** Opening Data for processing block **

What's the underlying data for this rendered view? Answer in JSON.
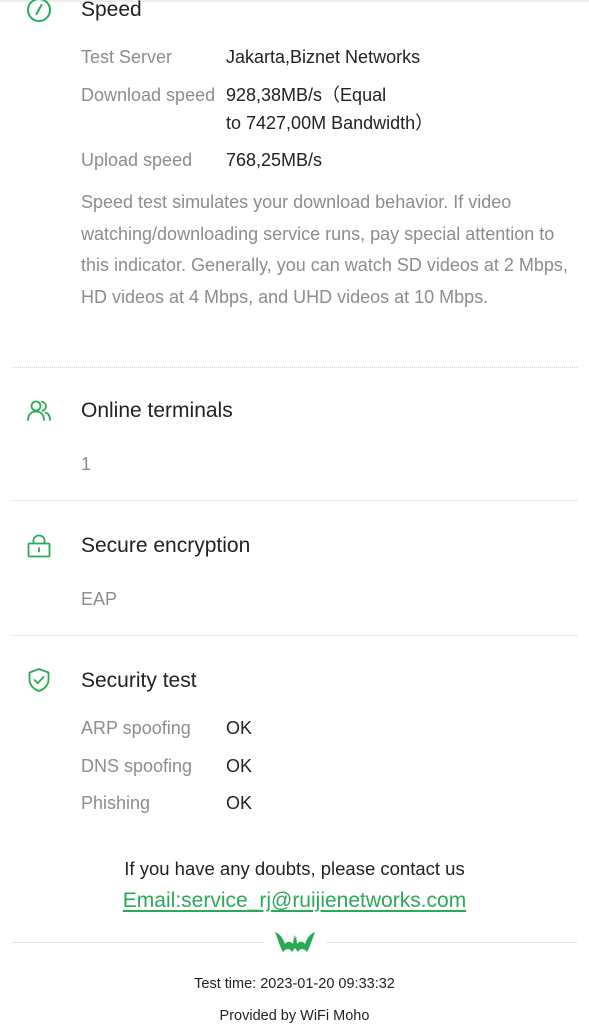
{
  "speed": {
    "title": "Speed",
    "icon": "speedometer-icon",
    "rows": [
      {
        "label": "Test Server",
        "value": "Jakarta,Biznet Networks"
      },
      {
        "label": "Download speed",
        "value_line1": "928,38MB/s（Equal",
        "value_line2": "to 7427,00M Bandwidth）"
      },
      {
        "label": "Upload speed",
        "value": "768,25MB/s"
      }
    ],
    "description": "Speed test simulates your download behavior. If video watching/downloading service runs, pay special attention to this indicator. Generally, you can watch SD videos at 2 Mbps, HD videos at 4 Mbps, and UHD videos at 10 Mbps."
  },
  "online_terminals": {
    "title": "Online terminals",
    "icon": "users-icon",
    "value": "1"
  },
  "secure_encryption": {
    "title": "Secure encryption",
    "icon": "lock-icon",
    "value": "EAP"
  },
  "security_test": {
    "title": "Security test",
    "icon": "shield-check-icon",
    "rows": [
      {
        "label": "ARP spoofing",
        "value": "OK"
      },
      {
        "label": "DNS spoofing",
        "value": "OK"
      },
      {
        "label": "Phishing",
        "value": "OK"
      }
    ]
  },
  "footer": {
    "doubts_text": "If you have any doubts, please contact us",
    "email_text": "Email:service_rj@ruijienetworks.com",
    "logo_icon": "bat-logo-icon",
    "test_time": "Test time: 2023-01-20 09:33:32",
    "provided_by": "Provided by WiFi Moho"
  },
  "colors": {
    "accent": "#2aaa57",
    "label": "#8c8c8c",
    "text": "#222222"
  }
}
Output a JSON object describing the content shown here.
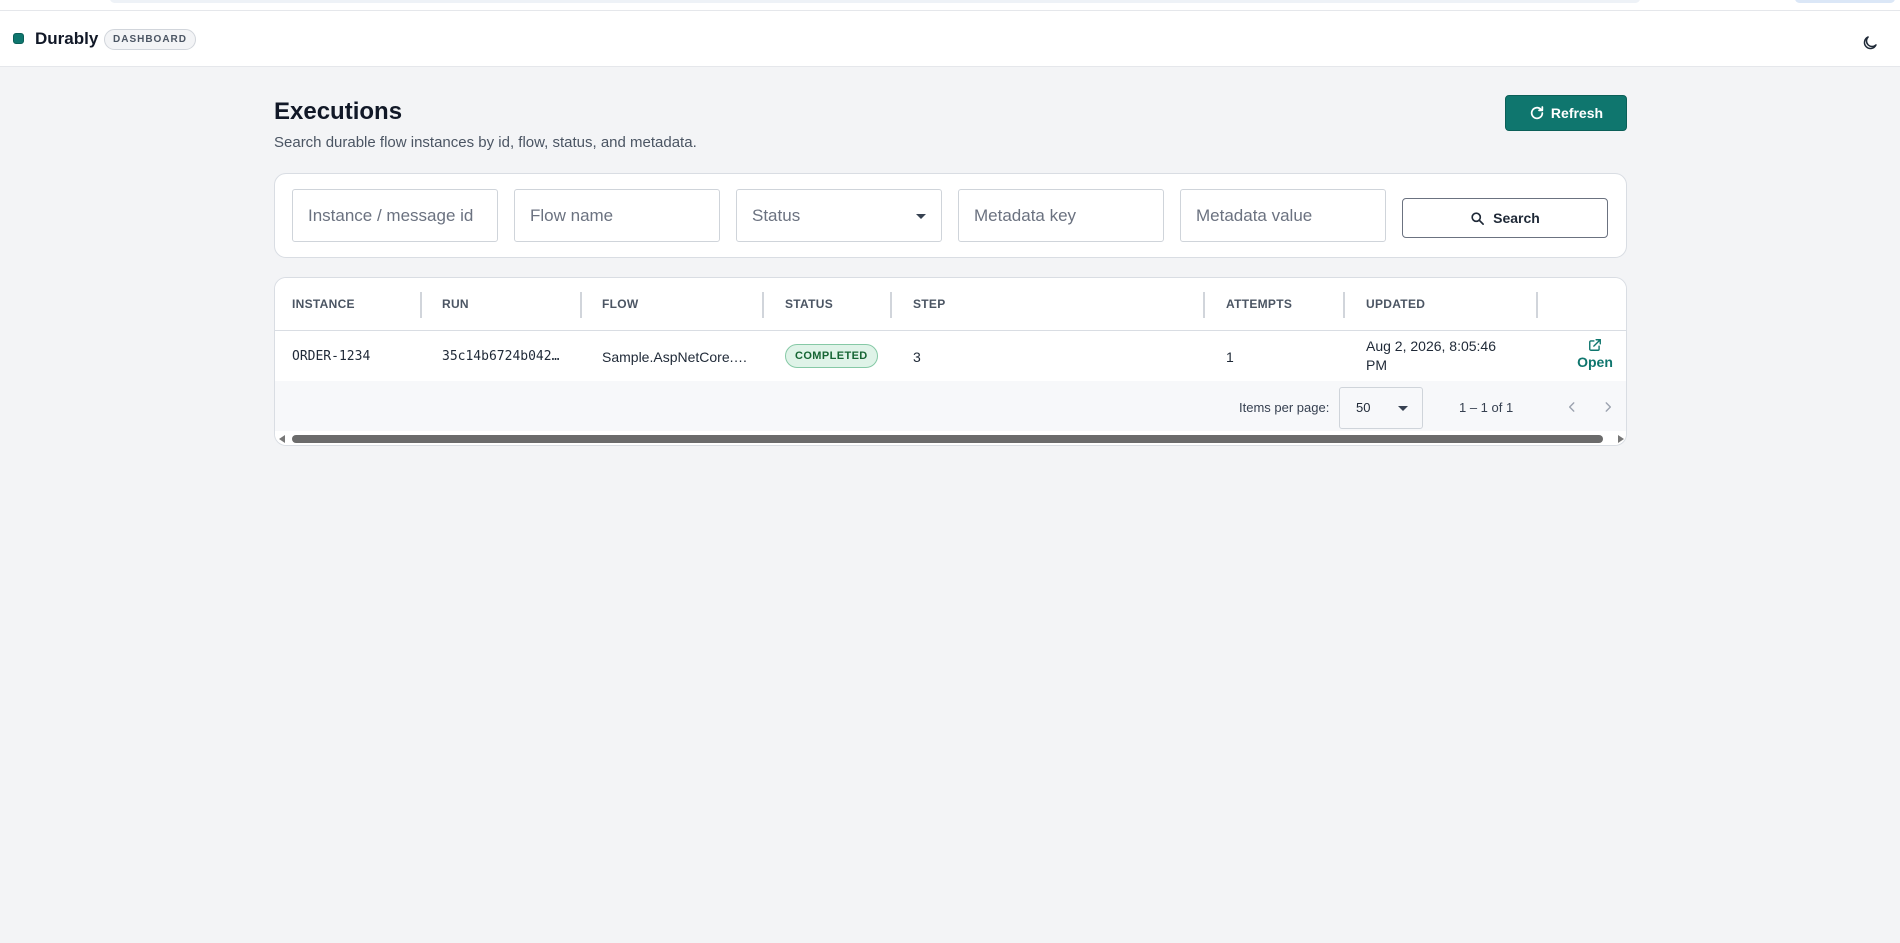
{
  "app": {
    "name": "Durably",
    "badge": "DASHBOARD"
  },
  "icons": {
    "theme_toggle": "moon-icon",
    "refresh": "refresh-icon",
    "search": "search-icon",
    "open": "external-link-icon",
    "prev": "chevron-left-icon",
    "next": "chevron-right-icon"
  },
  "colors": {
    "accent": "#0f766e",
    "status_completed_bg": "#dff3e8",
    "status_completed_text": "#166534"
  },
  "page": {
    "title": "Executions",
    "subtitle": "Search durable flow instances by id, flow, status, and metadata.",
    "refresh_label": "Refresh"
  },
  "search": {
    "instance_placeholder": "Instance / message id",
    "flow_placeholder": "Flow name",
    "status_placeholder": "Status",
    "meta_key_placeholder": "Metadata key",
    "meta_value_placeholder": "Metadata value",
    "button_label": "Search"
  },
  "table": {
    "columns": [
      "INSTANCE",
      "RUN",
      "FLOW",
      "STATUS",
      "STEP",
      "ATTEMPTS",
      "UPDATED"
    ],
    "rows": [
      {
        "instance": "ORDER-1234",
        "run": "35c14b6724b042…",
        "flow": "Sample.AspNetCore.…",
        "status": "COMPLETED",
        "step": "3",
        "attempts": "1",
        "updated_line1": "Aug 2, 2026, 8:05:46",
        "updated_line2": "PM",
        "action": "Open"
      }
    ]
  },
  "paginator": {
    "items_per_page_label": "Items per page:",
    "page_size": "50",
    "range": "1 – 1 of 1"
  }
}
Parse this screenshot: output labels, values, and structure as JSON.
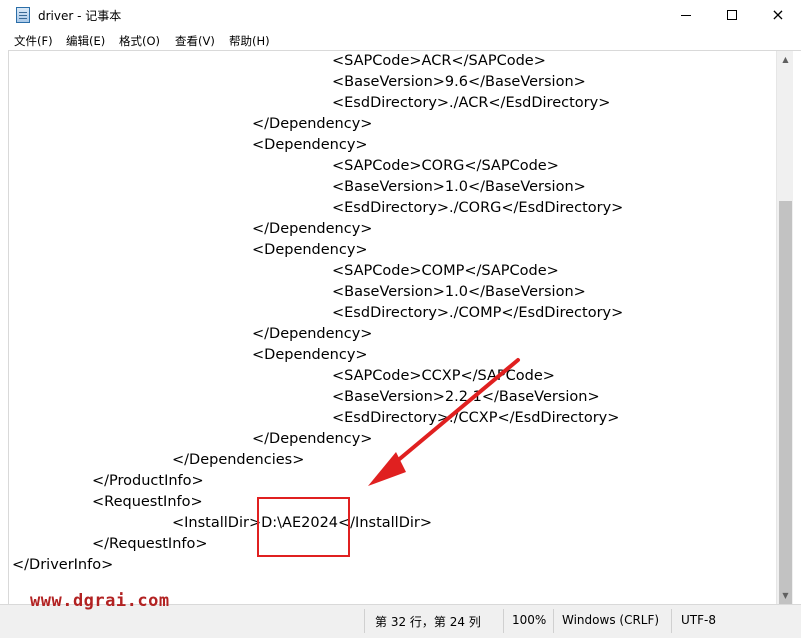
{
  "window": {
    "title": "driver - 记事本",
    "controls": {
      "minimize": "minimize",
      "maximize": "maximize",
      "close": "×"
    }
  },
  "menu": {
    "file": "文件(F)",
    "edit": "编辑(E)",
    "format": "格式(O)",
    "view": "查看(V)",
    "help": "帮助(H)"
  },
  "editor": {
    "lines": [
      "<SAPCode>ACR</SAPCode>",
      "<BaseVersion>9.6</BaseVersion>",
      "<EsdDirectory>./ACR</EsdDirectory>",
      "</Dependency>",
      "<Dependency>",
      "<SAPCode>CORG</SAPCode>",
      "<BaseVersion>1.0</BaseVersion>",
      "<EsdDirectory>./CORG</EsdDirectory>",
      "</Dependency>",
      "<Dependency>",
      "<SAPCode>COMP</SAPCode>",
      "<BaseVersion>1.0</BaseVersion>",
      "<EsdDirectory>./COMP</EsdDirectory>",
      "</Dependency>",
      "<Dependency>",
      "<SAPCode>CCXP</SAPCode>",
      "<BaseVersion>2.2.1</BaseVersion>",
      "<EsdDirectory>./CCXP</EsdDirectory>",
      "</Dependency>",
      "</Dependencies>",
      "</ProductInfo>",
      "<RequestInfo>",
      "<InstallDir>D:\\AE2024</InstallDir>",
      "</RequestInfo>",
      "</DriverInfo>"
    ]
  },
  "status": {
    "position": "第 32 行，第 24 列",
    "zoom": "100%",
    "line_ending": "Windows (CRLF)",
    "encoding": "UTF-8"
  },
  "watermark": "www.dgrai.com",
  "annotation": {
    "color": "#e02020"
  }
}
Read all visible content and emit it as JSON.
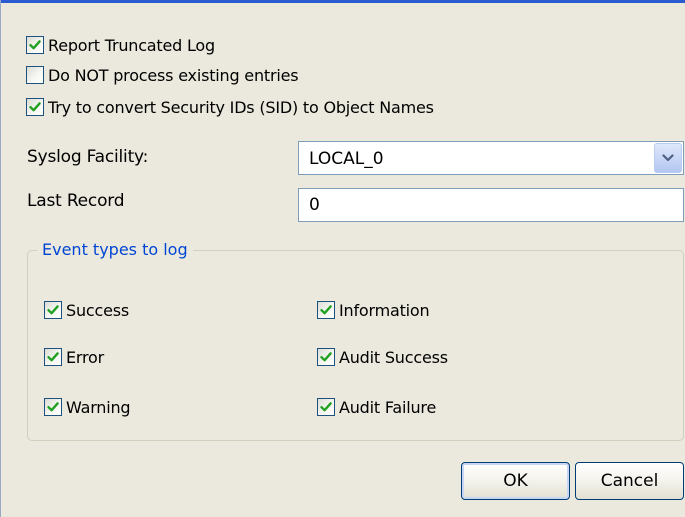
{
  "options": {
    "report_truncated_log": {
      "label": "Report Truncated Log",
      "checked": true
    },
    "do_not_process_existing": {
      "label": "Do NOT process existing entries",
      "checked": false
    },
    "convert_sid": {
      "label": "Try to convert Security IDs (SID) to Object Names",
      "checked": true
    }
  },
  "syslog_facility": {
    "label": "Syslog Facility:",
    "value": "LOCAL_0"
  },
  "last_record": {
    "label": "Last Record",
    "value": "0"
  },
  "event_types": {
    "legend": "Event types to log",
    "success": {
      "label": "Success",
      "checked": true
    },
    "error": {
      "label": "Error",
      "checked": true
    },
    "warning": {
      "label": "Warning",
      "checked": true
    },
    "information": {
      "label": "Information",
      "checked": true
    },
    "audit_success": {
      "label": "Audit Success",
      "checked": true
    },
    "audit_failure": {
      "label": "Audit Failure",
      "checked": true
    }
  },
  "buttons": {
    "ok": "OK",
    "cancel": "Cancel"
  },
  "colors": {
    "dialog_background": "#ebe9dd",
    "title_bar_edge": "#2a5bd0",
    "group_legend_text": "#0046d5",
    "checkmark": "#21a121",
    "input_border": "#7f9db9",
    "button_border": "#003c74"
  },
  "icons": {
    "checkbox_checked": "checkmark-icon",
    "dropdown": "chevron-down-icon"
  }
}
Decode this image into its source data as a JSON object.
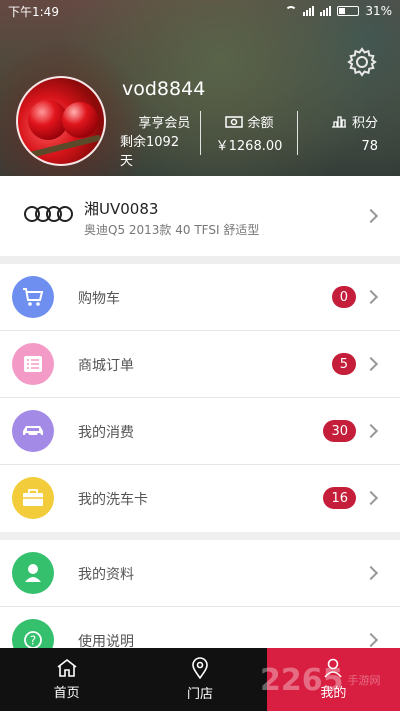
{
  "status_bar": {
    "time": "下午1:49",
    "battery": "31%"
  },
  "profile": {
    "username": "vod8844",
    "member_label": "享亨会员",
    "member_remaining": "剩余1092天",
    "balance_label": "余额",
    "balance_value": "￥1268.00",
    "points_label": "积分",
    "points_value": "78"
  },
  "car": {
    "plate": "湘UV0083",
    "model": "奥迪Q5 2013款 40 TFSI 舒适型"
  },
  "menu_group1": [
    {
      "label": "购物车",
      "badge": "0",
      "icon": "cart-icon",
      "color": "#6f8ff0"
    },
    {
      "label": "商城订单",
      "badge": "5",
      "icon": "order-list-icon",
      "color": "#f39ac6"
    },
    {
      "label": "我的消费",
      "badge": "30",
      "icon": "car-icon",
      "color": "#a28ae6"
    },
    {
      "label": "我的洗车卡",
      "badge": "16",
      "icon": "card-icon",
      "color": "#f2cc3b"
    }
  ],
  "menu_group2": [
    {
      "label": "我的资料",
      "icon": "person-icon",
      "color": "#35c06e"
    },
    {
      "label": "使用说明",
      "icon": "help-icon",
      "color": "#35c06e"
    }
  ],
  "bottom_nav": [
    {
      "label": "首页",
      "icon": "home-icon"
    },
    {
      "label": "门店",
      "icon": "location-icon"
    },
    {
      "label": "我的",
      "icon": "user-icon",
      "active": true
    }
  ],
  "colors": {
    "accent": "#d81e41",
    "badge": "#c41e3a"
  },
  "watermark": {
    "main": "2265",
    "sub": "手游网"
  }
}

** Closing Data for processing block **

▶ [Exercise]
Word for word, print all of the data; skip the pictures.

▶ [Output for this exercise]
What's the underlying data for this rendered view? Answer in JSON.
{
  "speed": {
    "title": "Speed",
    "icon": "speedometer-icon",
    "rows": [
      {
        "label": "Test Server",
        "value": "Jakarta,Biznet Networks"
      },
      {
        "label": "Download speed",
        "value_line1": "928,38MB/s（Equal",
        "value_line2": "to 7427,00M Bandwidth）"
      },
      {
        "label": "Upload speed",
        "value": "768,25MB/s"
      }
    ],
    "description": "Speed test simulates your download behavior. If video watching/downloading service runs, pay special attention to this indicator. Generally, you can watch SD videos at 2 Mbps, HD videos at 4 Mbps, and UHD videos at 10 Mbps."
  },
  "online_terminals": {
    "title": "Online terminals",
    "icon": "users-icon",
    "value": "1"
  },
  "secure_encryption": {
    "title": "Secure encryption",
    "icon": "lock-icon",
    "value": "EAP"
  },
  "security_test": {
    "title": "Security test",
    "icon": "shield-check-icon",
    "rows": [
      {
        "label": "ARP spoofing",
        "value": "OK"
      },
      {
        "label": "DNS spoofing",
        "value": "OK"
      },
      {
        "label": "Phishing",
        "value": "OK"
      }
    ]
  },
  "footer": {
    "doubts_text": "If you have any doubts, please contact us",
    "email_text": "Email:service_rj@ruijienetworks.com",
    "logo_icon": "bat-logo-icon",
    "test_time": "Test time: 2023-01-20 09:33:32",
    "provided_by": "Provided by WiFi Moho"
  },
  "colors": {
    "accent": "#2aaa57",
    "label": "#8c8c8c",
    "text": "#222222"
  }
}
Output a JSON object describing the content shown here.
{
  "app": {
    "name": "Durably",
    "badge": "DASHBOARD"
  },
  "icons": {
    "theme_toggle": "moon-icon",
    "refresh": "refresh-icon",
    "search": "search-icon",
    "open": "external-link-icon",
    "prev": "chevron-left-icon",
    "next": "chevron-right-icon"
  },
  "colors": {
    "accent": "#0f766e",
    "status_completed_bg": "#dff3e8",
    "status_completed_text": "#166534"
  },
  "page": {
    "title": "Executions",
    "subtitle": "Search durable flow instances by id, flow, status, and metadata.",
    "refresh_label": "Refresh"
  },
  "search": {
    "instance_placeholder": "Instance / message id",
    "flow_placeholder": "Flow name",
    "status_placeholder": "Status",
    "meta_key_placeholder": "Metadata key",
    "meta_value_placeholder": "Metadata value",
    "button_label": "Search"
  },
  "table": {
    "columns": [
      "INSTANCE",
      "RUN",
      "FLOW",
      "STATUS",
      "STEP",
      "ATTEMPTS",
      "UPDATED"
    ],
    "rows": [
      {
        "instance": "ORDER-1234",
        "run": "35c14b6724b042…",
        "flow": "Sample.AspNetCore.…",
        "status": "COMPLETED",
        "step": "3",
        "attempts": "1",
        "updated_line1": "Aug 2, 2026, 8:05:46",
        "updated_line2": "PM",
        "action": "Open"
      }
    ]
  },
  "paginator": {
    "items_per_page_label": "Items per page:",
    "page_size": "50",
    "range": "1 – 1 of 1"
  }
}
Parse this screenshot: output labels, values, and structure as JSON.
{
  "window": {
    "title": "driver - 记事本",
    "controls": {
      "minimize": "minimize",
      "maximize": "maximize",
      "close": "×"
    }
  },
  "menu": {
    "file": "文件(F)",
    "edit": "编辑(E)",
    "format": "格式(O)",
    "view": "查看(V)",
    "help": "帮助(H)"
  },
  "editor": {
    "lines": [
      "<SAPCode>ACR</SAPCode>",
      "<BaseVersion>9.6</BaseVersion>",
      "<EsdDirectory>./ACR</EsdDirectory>",
      "</Dependency>",
      "<Dependency>",
      "<SAPCode>CORG</SAPCode>",
      "<BaseVersion>1.0</BaseVersion>",
      "<EsdDirectory>./CORG</EsdDirectory>",
      "</Dependency>",
      "<Dependency>",
      "<SAPCode>COMP</SAPCode>",
      "<BaseVersion>1.0</BaseVersion>",
      "<EsdDirectory>./COMP</EsdDirectory>",
      "</Dependency>",
      "<Dependency>",
      "<SAPCode>CCXP</SAPCode>",
      "<BaseVersion>2.2.1</BaseVersion>",
      "<EsdDirectory>./CCXP</EsdDirectory>",
      "</Dependency>",
      "</Dependencies>",
      "</ProductInfo>",
      "<RequestInfo>",
      "<InstallDir>D:\\AE2024</InstallDir>",
      "</RequestInfo>",
      "</DriverInfo>"
    ]
  },
  "status": {
    "position": "第 32 行，第 24 列",
    "zoom": "100%",
    "line_ending": "Windows (CRLF)",
    "encoding": "UTF-8"
  },
  "watermark": "www.dgrai.com",
  "annotation": {
    "color": "#e02020"
  }
}
Read all visible content and emit it as JSON.
{
  "options": {
    "report_truncated_log": {
      "label": "Report Truncated Log",
      "checked": true
    },
    "do_not_process_existing": {
      "label": "Do NOT process existing entries",
      "checked": false
    },
    "convert_sid": {
      "label": "Try to convert Security IDs (SID) to Object Names",
      "checked": true
    }
  },
  "syslog_facility": {
    "label": "Syslog Facility:",
    "value": "LOCAL_0"
  },
  "last_record": {
    "label": "Last Record",
    "value": "0"
  },
  "event_types": {
    "legend": "Event types to log",
    "success": {
      "label": "Success",
      "checked": true
    },
    "error": {
      "label": "Error",
      "checked": true
    },
    "warning": {
      "label": "Warning",
      "checked": true
    },
    "information": {
      "label": "Information",
      "checked": true
    },
    "audit_success": {
      "label": "Audit Success",
      "checked": true
    },
    "audit_failure": {
      "label": "Audit Failure",
      "checked": true
    }
  },
  "buttons": {
    "ok": "OK",
    "cancel": "Cancel"
  },
  "colors": {
    "dialog_background": "#ebe9dd",
    "title_bar_edge": "#2a5bd0",
    "group_legend_text": "#0046d5",
    "checkmark": "#21a121",
    "input_border": "#7f9db9",
    "button_border": "#003c74"
  },
  "icons": {
    "checkbox_checked": "checkmark-icon",
    "dropdown": "chevron-down-icon"
  }
}
Decode this image into its source data as a JSON object.
{
  "status_bar": {
    "time": "下午1:49",
    "battery": "31%"
  },
  "profile": {
    "username": "vod8844",
    "member_label": "享亨会员",
    "member_remaining": "剩余1092天",
    "balance_label": "余额",
    "balance_value": "￥1268.00",
    "points_label": "积分",
    "points_value": "78"
  },
  "car": {
    "plate": "湘UV0083",
    "model": "奥迪Q5 2013款 40 TFSI 舒适型"
  },
  "menu_group1": [
    {
      "label": "购物车",
      "badge": "0",
      "icon": "cart-icon",
      "color": "#6f8ff0"
    },
    {
      "label": "商城订单",
      "badge": "5",
      "icon": "order-list-icon",
      "color": "#f39ac6"
    },
    {
      "label": "我的消费",
      "badge": "30",
      "icon": "car-icon",
      "color": "#a28ae6"
    },
    {
      "label": "我的洗车卡",
      "badge": "16",
      "icon": "card-icon",
      "color": "#f2cc3b"
    }
  ],
  "menu_group2": [
    {
      "label": "我的资料",
      "icon": "person-icon",
      "color": "#35c06e"
    },
    {
      "label": "使用说明",
      "icon": "help-icon",
      "color": "#35c06e"
    }
  ],
  "bottom_nav": [
    {
      "label": "首页",
      "icon": "home-icon"
    },
    {
      "label": "门店",
      "icon": "location-icon"
    },
    {
      "label": "我的",
      "icon": "user-icon",
      "active": true
    }
  ],
  "colors": {
    "accent": "#d81e41",
    "badge": "#c41e3a"
  },
  "watermark": {
    "main": "2265",
    "sub": "手游网"
  }
}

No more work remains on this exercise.